Researchers used pollen knowledge from a lake sediment core collected in Henan Province to interpret historic local weather circumstances. On this space, they discovered that a heat and moist local weather about 9,000 to four,000 years in the past shifted to a cool and dry local weather throughout the Neolithic-Bronze Age transition (about four,000 to three,700 years in the past). The researchers then used radiocarbon relationship and different archaeological knowledge to find out what folks had been rising and consuming in periods of serious inhabitants surges and declines on this timeframe.
Confronted with the fluctuation and limitation of sources brought on by episodes of climatic aridification, folks expanded the variety of vegetation they cultivated for meals, the researchers discovered. They embraced new variety in agriculture — together with foxtail millet, broomcorn millet, wheat, soybean and rice — all of which lowered the dangers of meals manufacturing.

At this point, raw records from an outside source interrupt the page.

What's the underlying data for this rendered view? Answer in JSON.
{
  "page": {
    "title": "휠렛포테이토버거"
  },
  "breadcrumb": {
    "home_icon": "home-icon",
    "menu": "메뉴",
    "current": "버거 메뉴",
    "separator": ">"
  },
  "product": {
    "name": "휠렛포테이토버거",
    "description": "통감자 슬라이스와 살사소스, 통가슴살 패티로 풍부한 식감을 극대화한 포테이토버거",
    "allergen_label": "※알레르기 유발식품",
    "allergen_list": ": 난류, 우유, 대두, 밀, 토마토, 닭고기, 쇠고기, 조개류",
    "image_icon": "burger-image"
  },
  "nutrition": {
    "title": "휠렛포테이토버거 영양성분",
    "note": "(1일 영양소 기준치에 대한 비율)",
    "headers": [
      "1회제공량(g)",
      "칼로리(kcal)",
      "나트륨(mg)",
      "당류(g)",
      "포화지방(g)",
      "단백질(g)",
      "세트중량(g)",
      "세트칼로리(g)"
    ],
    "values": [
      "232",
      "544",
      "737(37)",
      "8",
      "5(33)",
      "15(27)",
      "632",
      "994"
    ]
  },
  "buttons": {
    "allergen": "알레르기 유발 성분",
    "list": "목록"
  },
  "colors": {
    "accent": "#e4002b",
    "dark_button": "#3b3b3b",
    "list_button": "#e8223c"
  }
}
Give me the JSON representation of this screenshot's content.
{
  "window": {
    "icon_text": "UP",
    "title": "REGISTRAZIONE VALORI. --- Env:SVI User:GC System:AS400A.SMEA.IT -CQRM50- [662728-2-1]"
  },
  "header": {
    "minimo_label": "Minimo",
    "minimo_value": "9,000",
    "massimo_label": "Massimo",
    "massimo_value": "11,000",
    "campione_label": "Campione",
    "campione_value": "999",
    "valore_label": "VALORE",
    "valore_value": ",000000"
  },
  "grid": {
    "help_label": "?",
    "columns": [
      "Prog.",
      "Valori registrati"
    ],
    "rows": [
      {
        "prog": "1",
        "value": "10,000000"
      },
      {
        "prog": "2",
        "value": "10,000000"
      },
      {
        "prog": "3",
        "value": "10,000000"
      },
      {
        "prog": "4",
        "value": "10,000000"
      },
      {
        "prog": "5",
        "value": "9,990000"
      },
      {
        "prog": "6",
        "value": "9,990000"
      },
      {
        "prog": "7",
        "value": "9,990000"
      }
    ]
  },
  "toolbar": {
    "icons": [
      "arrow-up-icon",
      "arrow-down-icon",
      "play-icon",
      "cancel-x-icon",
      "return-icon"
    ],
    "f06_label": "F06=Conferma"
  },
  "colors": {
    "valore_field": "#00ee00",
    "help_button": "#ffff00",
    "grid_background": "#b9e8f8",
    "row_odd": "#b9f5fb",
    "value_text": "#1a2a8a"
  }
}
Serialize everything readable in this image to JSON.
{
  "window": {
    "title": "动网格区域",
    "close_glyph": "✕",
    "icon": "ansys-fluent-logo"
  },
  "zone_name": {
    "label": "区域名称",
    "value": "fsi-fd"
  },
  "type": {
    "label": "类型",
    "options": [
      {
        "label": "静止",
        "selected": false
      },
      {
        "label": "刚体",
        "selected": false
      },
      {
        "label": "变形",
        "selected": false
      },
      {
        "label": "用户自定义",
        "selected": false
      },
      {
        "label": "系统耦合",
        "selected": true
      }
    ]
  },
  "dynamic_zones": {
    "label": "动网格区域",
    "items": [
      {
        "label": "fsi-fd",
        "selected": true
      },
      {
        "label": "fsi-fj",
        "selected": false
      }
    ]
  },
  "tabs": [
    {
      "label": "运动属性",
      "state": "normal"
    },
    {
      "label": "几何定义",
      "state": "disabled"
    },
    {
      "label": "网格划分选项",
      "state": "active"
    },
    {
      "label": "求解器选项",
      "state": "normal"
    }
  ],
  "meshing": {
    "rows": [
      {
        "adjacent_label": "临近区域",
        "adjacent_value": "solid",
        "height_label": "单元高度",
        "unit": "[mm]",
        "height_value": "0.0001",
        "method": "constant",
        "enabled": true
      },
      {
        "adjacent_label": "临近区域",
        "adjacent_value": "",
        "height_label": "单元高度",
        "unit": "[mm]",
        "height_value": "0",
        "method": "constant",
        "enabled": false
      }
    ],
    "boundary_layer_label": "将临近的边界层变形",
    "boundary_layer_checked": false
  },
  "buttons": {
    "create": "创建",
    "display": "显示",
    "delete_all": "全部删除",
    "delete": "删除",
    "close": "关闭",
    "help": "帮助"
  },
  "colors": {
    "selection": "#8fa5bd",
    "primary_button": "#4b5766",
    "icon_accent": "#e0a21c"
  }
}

This additionally was a time marked by improvements in water administration approaches for irrigation, in addition to new metallic instruments. Social buildings additionally shifted to accommodate and speed up these examples of human adaptive ingenuity.
“Actually, by four,000 years in the past, which is after we see this variation within the general environmental situation, it is a society with difficult political, social and financial establishments,” Kidder stated. “And what I feel we’re seeing is the capability of those establishments to buffer and to cope with the climatic variation. Once we speak about adjustments in subsistence methods, these adjustments did not occur routinely. These are human decisions.”
With this and different associated analysis work, Kidder has argued that early Chinese language cities present an essential context that intently resembles fashionable cities, the place high-density urbanism is supported by intensive agriculture. They supply a greater historic analog than the Maya world or these in southeast Asia, notably Angkor Wat and the Khmer Kingdom. These had been cities the place decrease density and meals manufacturing didn’t put the identical kinds of calls for on the bodily atmosphere.
Lead writer Ren Xiaolin, assistant professor on the Institute for the Historical past of Pure Sciences on the Chinese language Academy of Sciences in Beijing, labored intently with Kidder and others in his laboratory to develop the speculation and framework for the way to consider environmental adjustments and urbanism in China.
“Local weather change doesn’t at all times equal collapse — and this is a crucial level in each a prehistoric and fashionable context,” stated Michael Storozum, one other co-author and analysis fellow at The Hebrew College of Jerusalem. Storozum is a PhD graduate of Washington College, the place he studied below Kidder.
“People have been closely modifying their environments for 1000’s of years, typically within the pursuit of accelerating meals manufacturing which grants societies the next diploma of social resilience,” Storozum stated.
He attracts connections between the findings from this paper and his present analysis as a part of The Wall challenge, a examine of individuals and ecology in medieval Mongolia and China.
“As extra environmental scientists and archaeologists work collectively, I anticipate that our understanding of what makes a society resilient to local weather change in prehistoric and historic occasions will develop as properly,” Storozum stated.
Kidder added: “We have to think twice about how we perceive the capability of individuals to alter their world.”